5. Rafael Soriano, RHP, free agent — New agent Alan Nero said on Friday that the Cardinals, Cubs, and Blue Jays have shown the most interest in Soriano and he would not be surprised to see the veteran reliever sign before Thursday’s workout for interested teams. Soriano dropped agent Scott Boras after growing impatient for a deal to be struck. Soriano wants to be a closer. He would have a chance to be that with the Cubs and Blue Jays.
6. Chase Utley, 2B, Phillies — While Oakland’s Ben Zobrist would be the perfect fit for the Yankees at second base, a less-expensive (in player-acquisition costs) solution might be Utley, who has begun to hit after a slow start. Utley, who would have to OK any deal, was hitting .099 on May 8. Since then, he is 26 for 79 (.329) with an .877 OPS. When Utley went 3 for 4 Tuesday night it pushed his season average over .200 for the first time.
7. Matt Wieters, C, Orioles — Important time for Wieters, who has returned from Tommy John surgery. He hadn’t played since May 10 of last season, when he had gotten off to a very good start offensively — .308 with five homers and 18 RBIs through 26 games. Wieters can be a free agent, so if he has a good and healthy rest of the year, the 29-year-old backstop will do well. It doesn’t appear the Orioles will re-sign him.
8. Jason Grilli, RHP, Braves — Several teams have Grilli as a target near the trade deadline. Teams such as the Red Sox and Yankees have always viewed Grilli as a perfect late-inning reliever who has been willing to take the ball in any role.
9. Chris Tillman, RHP, Orioles — Tillman has gone from a potential ace following 2014 to a liability. He’s definitely pitching coach Dave Wallace’s biggest project. Tillman’s 5.94 ERA is the fourth highest among qualifiers, better than only Jeremy Guthrie, Kyle Lohse, and Kyle Kendrick. A huge problem has been first batters of innings.
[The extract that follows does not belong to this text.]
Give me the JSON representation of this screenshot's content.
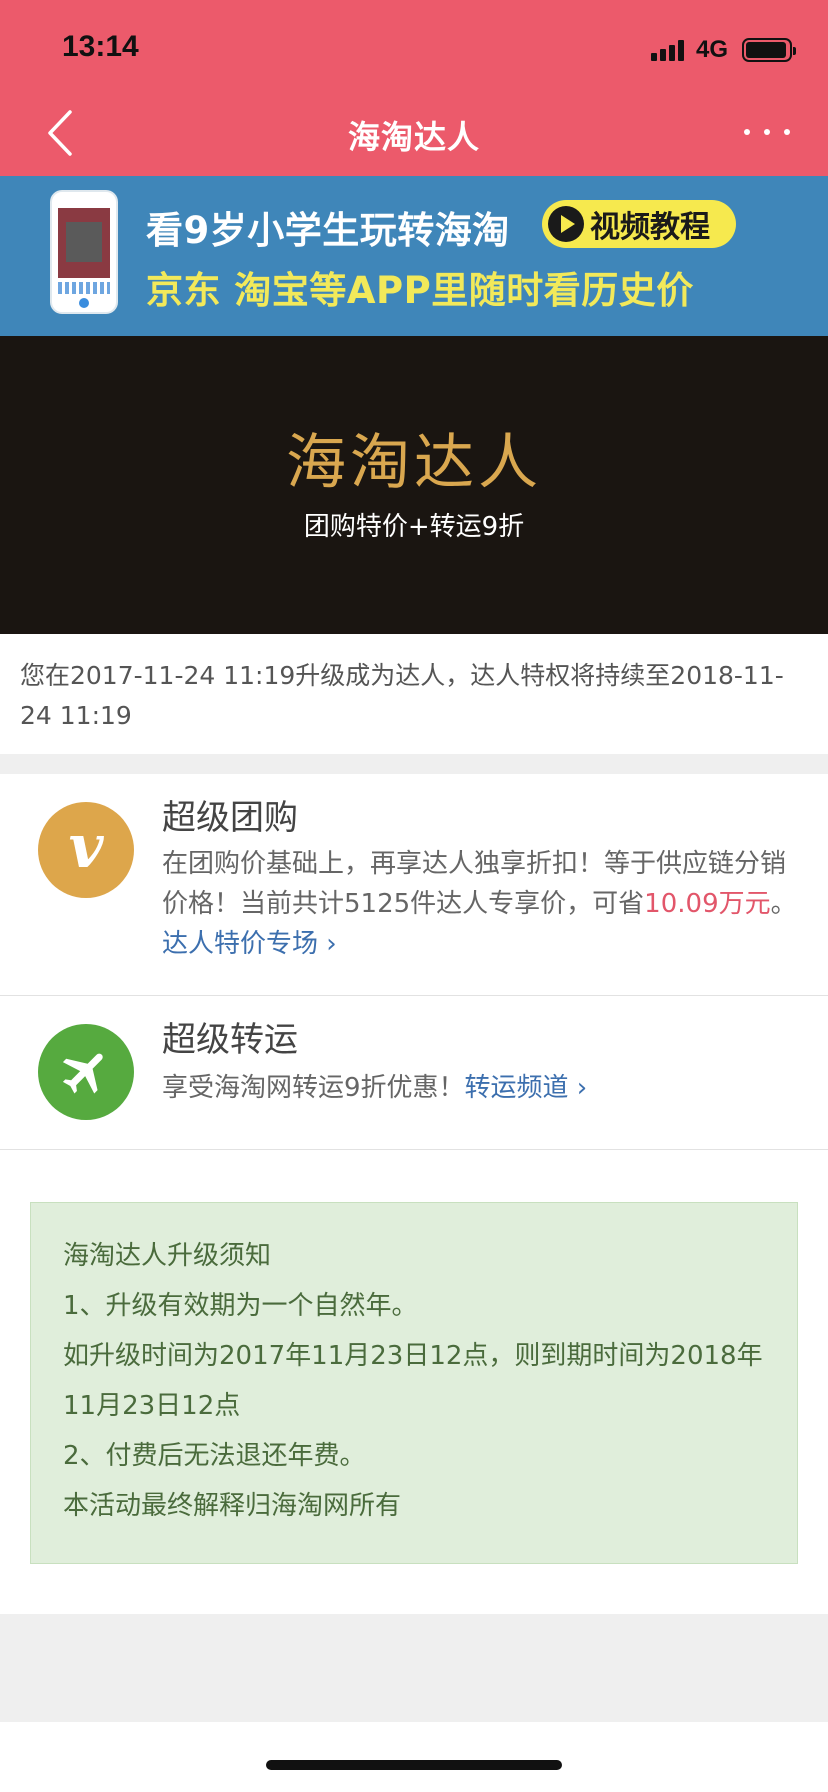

They have reached 52 percent of the time against Tillman this year, worst in the major leagues.
From the Bill Chuck files — “The first time Pablo Sandoval faces a starter in a game he hits .275, but the second time he drops to .205 and the third time he hits just .189.” . . . Also, “From 2011-14 with the Braves, Craig Kimbrel had a 1.51 ERA, a WHIP of 0.880, and a hits per nine innings rate of 4.8. This year with the Padres, Kimbrel has a 4.50 ERA, a WHIP of 1.400, and a hits per nine innings rate of 9.0.” . . . Happy birthday, Roberto Petagine (44), Jeff Pierce (46), and Heathcliff Slocumb (49).